### Task item:
Reproduce the data below word for word.

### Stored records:
********************

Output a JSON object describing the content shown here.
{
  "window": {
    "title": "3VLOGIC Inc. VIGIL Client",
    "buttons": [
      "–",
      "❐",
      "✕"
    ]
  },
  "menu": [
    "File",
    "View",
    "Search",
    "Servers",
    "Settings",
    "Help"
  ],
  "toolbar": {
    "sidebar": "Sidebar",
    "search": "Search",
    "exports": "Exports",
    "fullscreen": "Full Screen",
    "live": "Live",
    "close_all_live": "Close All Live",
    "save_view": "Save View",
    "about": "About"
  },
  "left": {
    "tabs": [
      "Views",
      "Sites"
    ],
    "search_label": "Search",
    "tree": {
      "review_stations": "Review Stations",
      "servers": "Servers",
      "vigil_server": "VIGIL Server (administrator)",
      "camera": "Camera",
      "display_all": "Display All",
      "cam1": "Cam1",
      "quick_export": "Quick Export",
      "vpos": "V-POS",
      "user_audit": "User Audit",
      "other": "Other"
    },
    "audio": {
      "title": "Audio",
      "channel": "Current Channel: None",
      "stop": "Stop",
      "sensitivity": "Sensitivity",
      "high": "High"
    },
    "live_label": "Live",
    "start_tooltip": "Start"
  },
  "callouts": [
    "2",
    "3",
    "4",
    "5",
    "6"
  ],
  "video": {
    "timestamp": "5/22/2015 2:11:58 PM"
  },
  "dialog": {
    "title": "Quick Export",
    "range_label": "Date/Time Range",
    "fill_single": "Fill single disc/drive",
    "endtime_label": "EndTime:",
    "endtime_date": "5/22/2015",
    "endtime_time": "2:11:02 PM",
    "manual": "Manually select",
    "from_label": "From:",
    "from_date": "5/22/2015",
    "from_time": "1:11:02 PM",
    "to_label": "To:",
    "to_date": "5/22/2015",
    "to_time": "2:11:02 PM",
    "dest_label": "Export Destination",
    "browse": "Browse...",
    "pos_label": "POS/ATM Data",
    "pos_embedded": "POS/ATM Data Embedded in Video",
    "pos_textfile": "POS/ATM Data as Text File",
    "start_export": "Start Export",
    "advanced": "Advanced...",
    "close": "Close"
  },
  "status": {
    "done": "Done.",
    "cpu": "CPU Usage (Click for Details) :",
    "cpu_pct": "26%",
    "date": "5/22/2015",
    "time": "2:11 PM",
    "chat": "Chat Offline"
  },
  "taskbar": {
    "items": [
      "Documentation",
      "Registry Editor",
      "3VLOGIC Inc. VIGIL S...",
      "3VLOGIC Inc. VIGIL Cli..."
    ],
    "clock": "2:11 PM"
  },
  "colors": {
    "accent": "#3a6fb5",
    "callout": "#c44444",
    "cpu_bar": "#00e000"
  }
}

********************

### Answer for the task:
Output a JSON object describing the content shown here.
{
  "window": {
    "title": "3VLOGIC Inc. VIGIL Client",
    "buttons": [
      "–",
      "❐",
      "✕"
    ]
  },
  "menu": [
    "File",
    "View",
    "Search",
    "Servers",
    "Settings",
    "Help"
  ],
  "toolbar": {
    "sidebar": "Sidebar",
    "search": "Search",
    "exports": "Exports",
    "fullscreen": "Full Screen",
    "live": "Live",
    "close_all_live": "Close All Live",
    "save_view": "Save View",
    "about": "About"
  },
  "left": {
    "tabs": [
      "Views",
      "Sites"
    ],
    "search_label": "Search",
    "tree": {
      "review_stations": "Review Stations",
      "servers": "Servers",
      "vigil_server": "VIGIL Server (administrator)",
      "camera": "Camera",
      "display_all": "Display All",
      "cam1": "Cam1",
      "quick_export": "Quick Export",
      "vpos": "V-POS",
      "user_audit": "User Audit",
      "other": "Other"
    },
    "audio": {
      "title": "Audio",
      "channel": "Current Channel: None",
      "stop": "Stop",
      "sensitivity": "Sensitivity",
      "high": "High"
    },
    "live_label": "Live",
    "start_tooltip": "Start"
  },
  "callouts": [
    "2",
    "3",
    "4",
    "5",
    "6"
  ],
  "video": {
    "timestamp": "5/22/2015 2:11:58 PM"
  },
  "dialog": {
    "title": "Quick Export",
    "range_label": "Date/Time Range",
    "fill_single": "Fill single disc/drive",
    "endtime_label": "EndTime:",
    "endtime_date": "5/22/2015",
    "endtime_time": "2:11:02 PM",
    "manual": "Manually select",
    "from_label": "From:",
    "from_date": "5/22/2015",
    "from_time": "1:11:02 PM",
    "to_label": "To:",
    "to_date": "5/22/2015",
    "to_time": "2:11:02 PM",
    "dest_label": "Export Destination",
    "browse": "Browse...",
    "pos_label": "POS/ATM Data",
    "pos_embedded": "POS/ATM Data Embedded in Video",
    "pos_textfile": "POS/ATM Data as Text File",
    "start_export": "Start Export",
    "advanced": "Advanced...",
    "close": "Close"
  },
  "status": {
    "done": "Done.",
    "cpu": "CPU Usage (Click for Details) :",
    "cpu_pct": "26%",
    "date": "5/22/2015",
    "time": "2:11 PM",
    "chat": "Chat Offline"
  },
  "taskbar": {
    "items": [
      "Documentation",
      "Registry Editor",
      "3VLOGIC Inc. VIGIL S...",
      "3VLOGIC Inc. VIGIL Cli..."
    ],
    "clock": "2:11 PM"
  },
  "colors": {
    "accent": "#3a6fb5",
    "callout": "#c44444",
    "cpu_bar": "#00e000"
  }
}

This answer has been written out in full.